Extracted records
● ● ● ● ● ● ●

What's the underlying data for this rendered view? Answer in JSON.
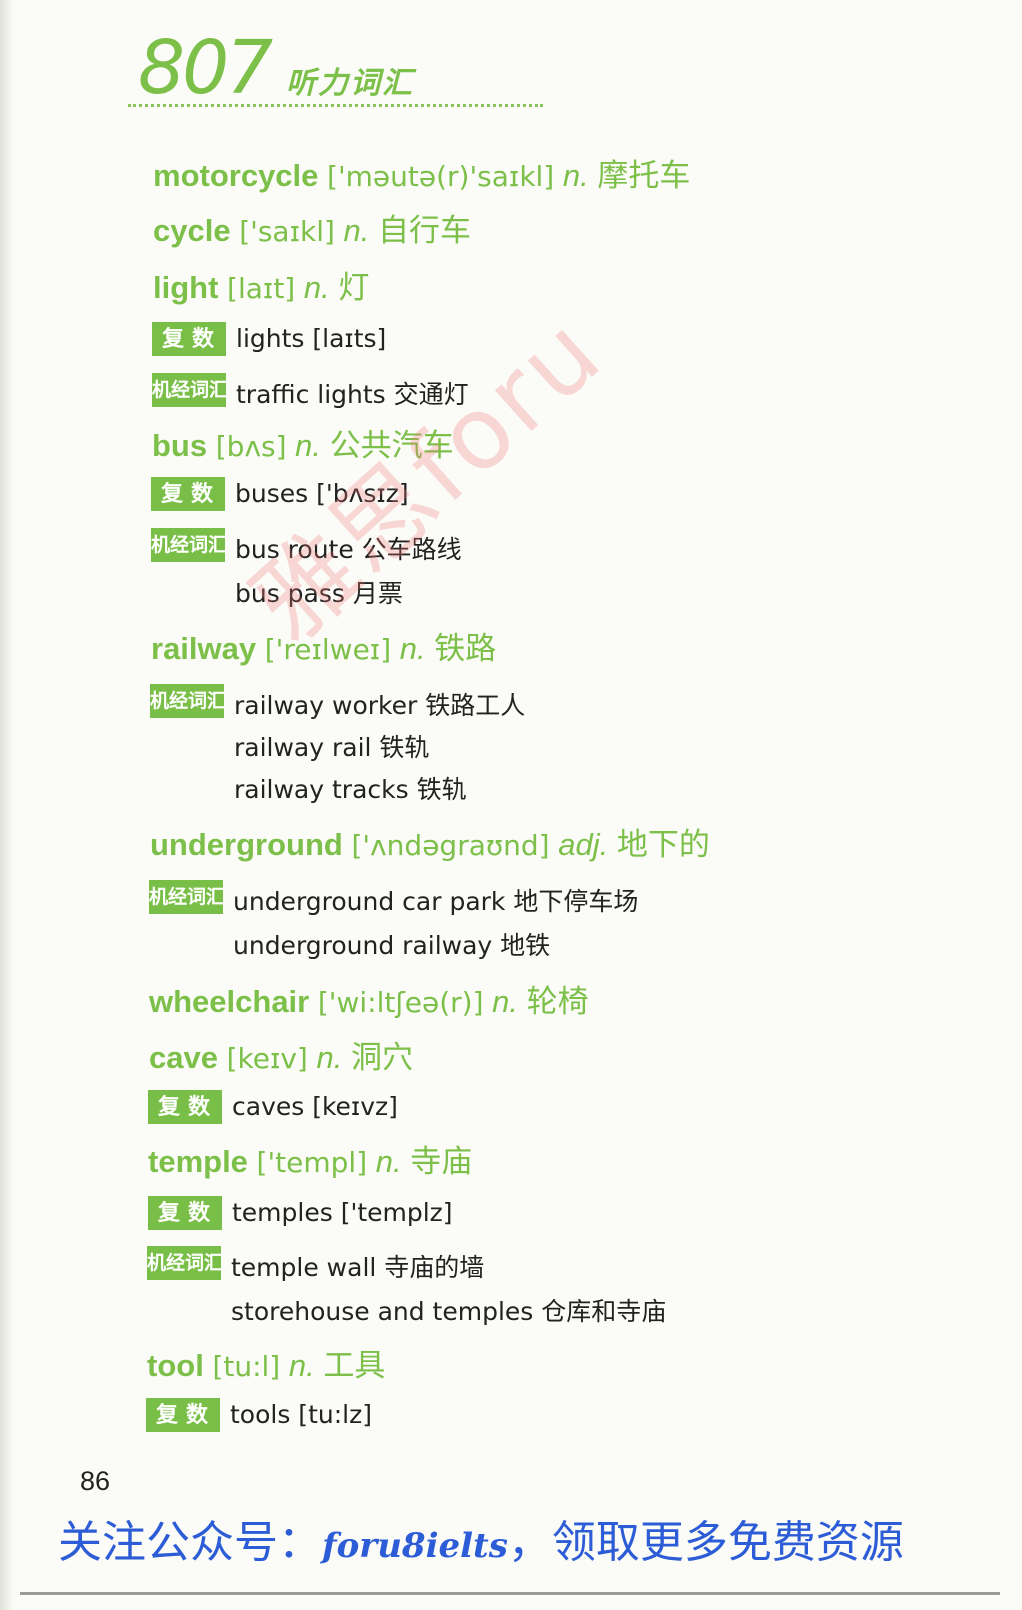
{
  "header": {
    "number": "807",
    "title": "听力词汇"
  },
  "entries": [
    {
      "kind": "head",
      "word": "motorcycle",
      "phonetic": "['məutə(r)'saɪkl]",
      "pos": "n.",
      "meaning": "摩托车"
    },
    {
      "kind": "head",
      "word": "cycle",
      "phonetic": "['saɪkl]",
      "pos": "n.",
      "meaning": "自行车"
    },
    {
      "kind": "head",
      "word": "light",
      "phonetic": "[laɪt]",
      "pos": "n.",
      "meaning": "灯"
    },
    {
      "kind": "sub",
      "tag": "复数",
      "tagType": "plural",
      "text": "lights [laɪts]"
    },
    {
      "kind": "sub",
      "tag": "机经词汇",
      "tagType": "jijing",
      "text": "traffic lights 交通灯"
    },
    {
      "kind": "head",
      "word": "bus",
      "phonetic": "[bʌs]",
      "pos": "n.",
      "meaning": "公共汽车"
    },
    {
      "kind": "sub",
      "tag": "复数",
      "tagType": "plural",
      "text": "buses ['bʌsɪz]"
    },
    {
      "kind": "sub",
      "tag": "机经词汇",
      "tagType": "jijing",
      "text": "bus route 公车路线"
    },
    {
      "kind": "sub",
      "tag": "",
      "tagType": "none",
      "text": "bus pass 月票"
    },
    {
      "kind": "head",
      "word": "railway",
      "phonetic": "['reɪlweɪ]",
      "pos": "n.",
      "meaning": "铁路"
    },
    {
      "kind": "sub",
      "tag": "机经词汇",
      "tagType": "jijing",
      "text": "railway worker 铁路工人"
    },
    {
      "kind": "sub",
      "tag": "",
      "tagType": "none",
      "text": "railway rail 铁轨"
    },
    {
      "kind": "sub",
      "tag": "",
      "tagType": "none",
      "text": "railway tracks 铁轨"
    },
    {
      "kind": "head",
      "word": "underground",
      "phonetic": "['ʌndəgraʊnd]",
      "pos": "adj.",
      "meaning": "地下的"
    },
    {
      "kind": "sub",
      "tag": "机经词汇",
      "tagType": "jijing",
      "text": "underground car park 地下停车场"
    },
    {
      "kind": "sub",
      "tag": "",
      "tagType": "none",
      "text": "underground railway 地铁"
    },
    {
      "kind": "head",
      "word": "wheelchair",
      "phonetic": "['wi:ltʃeə(r)]",
      "pos": "n.",
      "meaning": "轮椅"
    },
    {
      "kind": "head",
      "word": "cave",
      "phonetic": "[keɪv]",
      "pos": "n.",
      "meaning": "洞穴"
    },
    {
      "kind": "sub",
      "tag": "复数",
      "tagType": "plural",
      "text": "caves [keɪvz]"
    },
    {
      "kind": "head",
      "word": "temple",
      "phonetic": "['templ]",
      "pos": "n.",
      "meaning": "寺庙"
    },
    {
      "kind": "sub",
      "tag": "复数",
      "tagType": "plural",
      "text": "temples ['templz]"
    },
    {
      "kind": "sub",
      "tag": "机经词汇",
      "tagType": "jijing",
      "text": "temple wall 寺庙的墙"
    },
    {
      "kind": "sub",
      "tag": "",
      "tagType": "none",
      "text": "storehouse and temples 仓库和寺庙"
    },
    {
      "kind": "head",
      "word": "tool",
      "phonetic": "[tu:l]",
      "pos": "n.",
      "meaning": "工具"
    },
    {
      "kind": "sub",
      "tag": "复数",
      "tagType": "plural",
      "text": "tools [tu:lz]"
    }
  ],
  "watermark": "雅思foru",
  "page_number": "86",
  "footer": {
    "prefix": "关注公众号：",
    "brand": "foru8ielts",
    "suffix": "，领取更多免费资源"
  },
  "colors": {
    "accent_green": "#7cc04a",
    "tag_green": "#79bf47",
    "footer_blue": "#2c5cd6",
    "watermark_red": "#f07878"
  }
}
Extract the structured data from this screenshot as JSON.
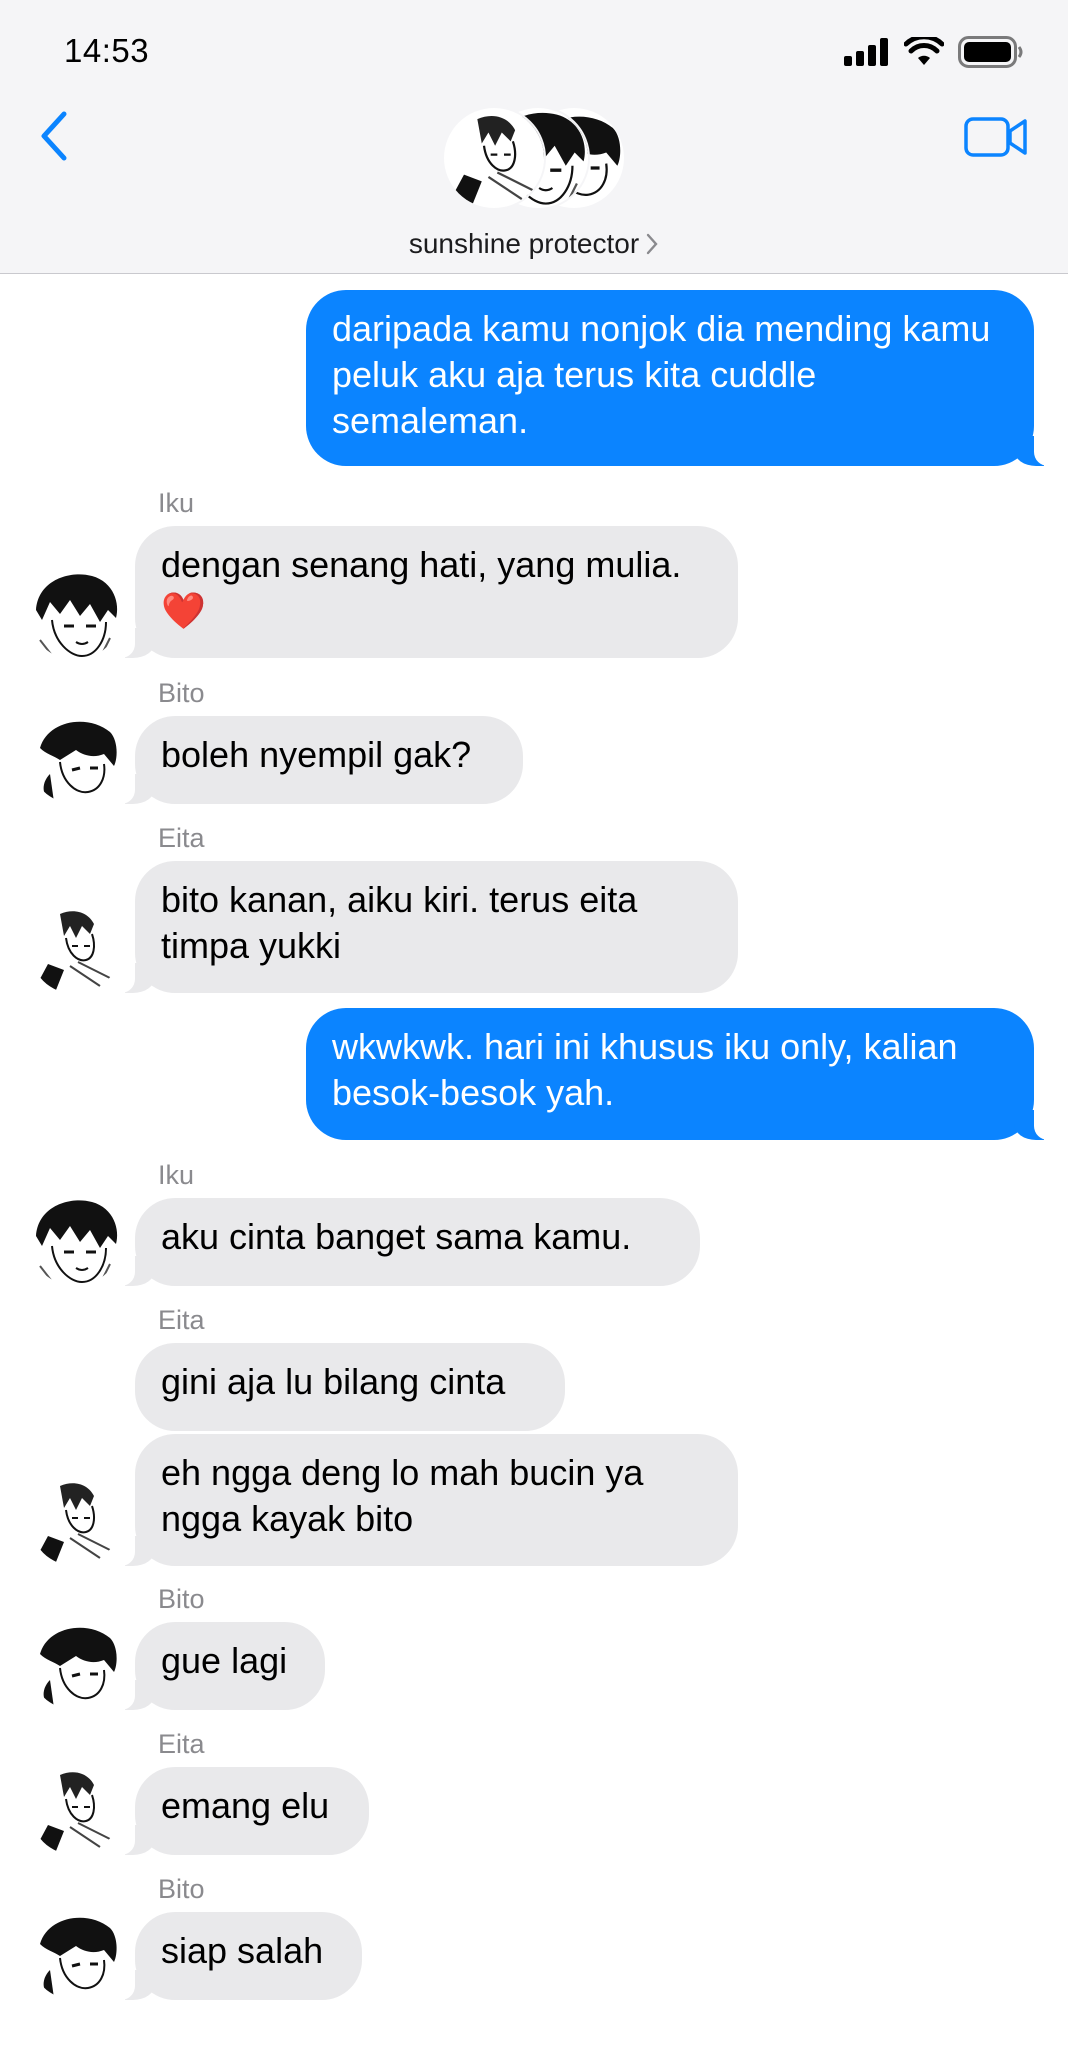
{
  "status_bar": {
    "time": "14:53"
  },
  "header": {
    "group_name": "sunshine protector"
  },
  "messages": [
    {
      "sender": "",
      "text": "daripada kamu nonjok dia mending kamu peluk aku aja terus kita cuddle semaleman."
    },
    {
      "sender": "Iku",
      "text": "dengan senang hati, yang mulia.",
      "emoji": "❤️"
    },
    {
      "sender": "Bito",
      "text": "boleh nyempil gak?"
    },
    {
      "sender": "Eita",
      "text": "bito kanan, aiku kiri. terus eita timpa yukki"
    },
    {
      "sender": "",
      "text": "wkwkwk. hari ini khusus iku only, kalian besok-besok yah."
    },
    {
      "sender": "Iku",
      "text": "aku cinta banget sama kamu."
    },
    {
      "sender": "Eita",
      "text": "gini aja lu bilang cinta"
    },
    {
      "sender": "",
      "text": "eh ngga deng lo mah bucin ya ngga kayak bito"
    },
    {
      "sender": "Bito",
      "text": "gue lagi"
    },
    {
      "sender": "Eita",
      "text": "emang elu"
    },
    {
      "sender": "Bito",
      "text": "siap salah"
    }
  ],
  "icons": {
    "back": "chevron-left-icon",
    "video": "video-camera-icon",
    "signal": "cellular-signal-icon",
    "wifi": "wifi-icon",
    "battery": "battery-icon"
  },
  "colors": {
    "accent": "#0b84ff",
    "incoming_bubble": "#e9e9eb",
    "outgoing_bubble": "#0b84ff"
  }
}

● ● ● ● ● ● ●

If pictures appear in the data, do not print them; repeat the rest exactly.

What's the underlying data for this rendered view? Answer in JSON.
{
  "header": {
    "number": "807",
    "title": "听力词汇"
  },
  "entries": [
    {
      "kind": "head",
      "word": "motorcycle",
      "phonetic": "['məutə(r)'saɪkl]",
      "pos": "n.",
      "meaning": "摩托车"
    },
    {
      "kind": "head",
      "word": "cycle",
      "phonetic": "['saɪkl]",
      "pos": "n.",
      "meaning": "自行车"
    },
    {
      "kind": "head",
      "word": "light",
      "phonetic": "[laɪt]",
      "pos": "n.",
      "meaning": "灯"
    },
    {
      "kind": "sub",
      "tag": "复数",
      "tagType": "plural",
      "text": "lights [laɪts]"
    },
    {
      "kind": "sub",
      "tag": "机经词汇",
      "tagType": "jijing",
      "text": "traffic lights 交通灯"
    },
    {
      "kind": "head",
      "word": "bus",
      "phonetic": "[bʌs]",
      "pos": "n.",
      "meaning": "公共汽车"
    },
    {
      "kind": "sub",
      "tag": "复数",
      "tagType": "plural",
      "text": "buses ['bʌsɪz]"
    },
    {
      "kind": "sub",
      "tag": "机经词汇",
      "tagType": "jijing",
      "text": "bus route 公车路线"
    },
    {
      "kind": "sub",
      "tag": "",
      "tagType": "none",
      "text": "bus pass 月票"
    },
    {
      "kind": "head",
      "word": "railway",
      "phonetic": "['reɪlweɪ]",
      "pos": "n.",
      "meaning": "铁路"
    },
    {
      "kind": "sub",
      "tag": "机经词汇",
      "tagType": "jijing",
      "text": "railway worker 铁路工人"
    },
    {
      "kind": "sub",
      "tag": "",
      "tagType": "none",
      "text": "railway rail 铁轨"
    },
    {
      "kind": "sub",
      "tag": "",
      "tagType": "none",
      "text": "railway tracks 铁轨"
    },
    {
      "kind": "head",
      "word": "underground",
      "phonetic": "['ʌndəgraʊnd]",
      "pos": "adj.",
      "meaning": "地下的"
    },
    {
      "kind": "sub",
      "tag": "机经词汇",
      "tagType": "jijing",
      "text": "underground car park 地下停车场"
    },
    {
      "kind": "sub",
      "tag": "",
      "tagType": "none",
      "text": "underground railway 地铁"
    },
    {
      "kind": "head",
      "word": "wheelchair",
      "phonetic": "['wi:ltʃeə(r)]",
      "pos": "n.",
      "meaning": "轮椅"
    },
    {
      "kind": "head",
      "word": "cave",
      "phonetic": "[keɪv]",
      "pos": "n.",
      "meaning": "洞穴"
    },
    {
      "kind": "sub",
      "tag": "复数",
      "tagType": "plural",
      "text": "caves [keɪvz]"
    },
    {
      "kind": "head",
      "word": "temple",
      "phonetic": "['templ]",
      "pos": "n.",
      "meaning": "寺庙"
    },
    {
      "kind": "sub",
      "tag": "复数",
      "tagType": "plural",
      "text": "temples ['templz]"
    },
    {
      "kind": "sub",
      "tag": "机经词汇",
      "tagType": "jijing",
      "text": "temple wall 寺庙的墙"
    },
    {
      "kind": "sub",
      "tag": "",
      "tagType": "none",
      "text": "storehouse and temples 仓库和寺庙"
    },
    {
      "kind": "head",
      "word": "tool",
      "phonetic": "[tu:l]",
      "pos": "n.",
      "meaning": "工具"
    },
    {
      "kind": "sub",
      "tag": "复数",
      "tagType": "plural",
      "text": "tools [tu:lz]"
    }
  ],
  "watermark": "雅思foru",
  "page_number": "86",
  "footer": {
    "prefix": "关注公众号：",
    "brand": "foru8ielts",
    "suffix": "，领取更多免费资源"
  },
  "colors": {
    "accent_green": "#7cc04a",
    "tag_green": "#79bf47",
    "footer_blue": "#2c5cd6",
    "watermark_red": "#f07878"
  }
}
Extract the structured data from this screenshot as JSON.
{
  "status_bar": {
    "time": "14:53"
  },
  "header": {
    "group_name": "sunshine protector"
  },
  "messages": [
    {
      "sender": "",
      "text": "daripada kamu nonjok dia mending kamu peluk aku aja terus kita cuddle semaleman."
    },
    {
      "sender": "Iku",
      "text": "dengan senang hati, yang mulia.",
      "emoji": "❤️"
    },
    {
      "sender": "Bito",
      "text": "boleh nyempil gak?"
    },
    {
      "sender": "Eita",
      "text": "bito kanan, aiku kiri. terus eita timpa yukki"
    },
    {
      "sender": "",
      "text": "wkwkwk. hari ini khusus iku only, kalian besok-besok yah."
    },
    {
      "sender": "Iku",
      "text": "aku cinta banget sama kamu."
    },
    {
      "sender": "Eita",
      "text": "gini aja lu bilang cinta"
    },
    {
      "sender": "",
      "text": "eh ngga deng lo mah bucin ya ngga kayak bito"
    },
    {
      "sender": "Bito",
      "text": "gue lagi"
    },
    {
      "sender": "Eita",
      "text": "emang elu"
    },
    {
      "sender": "Bito",
      "text": "siap salah"
    }
  ],
  "icons": {
    "back": "chevron-left-icon",
    "video": "video-camera-icon",
    "signal": "cellular-signal-icon",
    "wifi": "wifi-icon",
    "battery": "battery-icon"
  },
  "colors": {
    "accent": "#0b84ff",
    "incoming_bubble": "#e9e9eb",
    "outgoing_bubble": "#0b84ff"
  }
}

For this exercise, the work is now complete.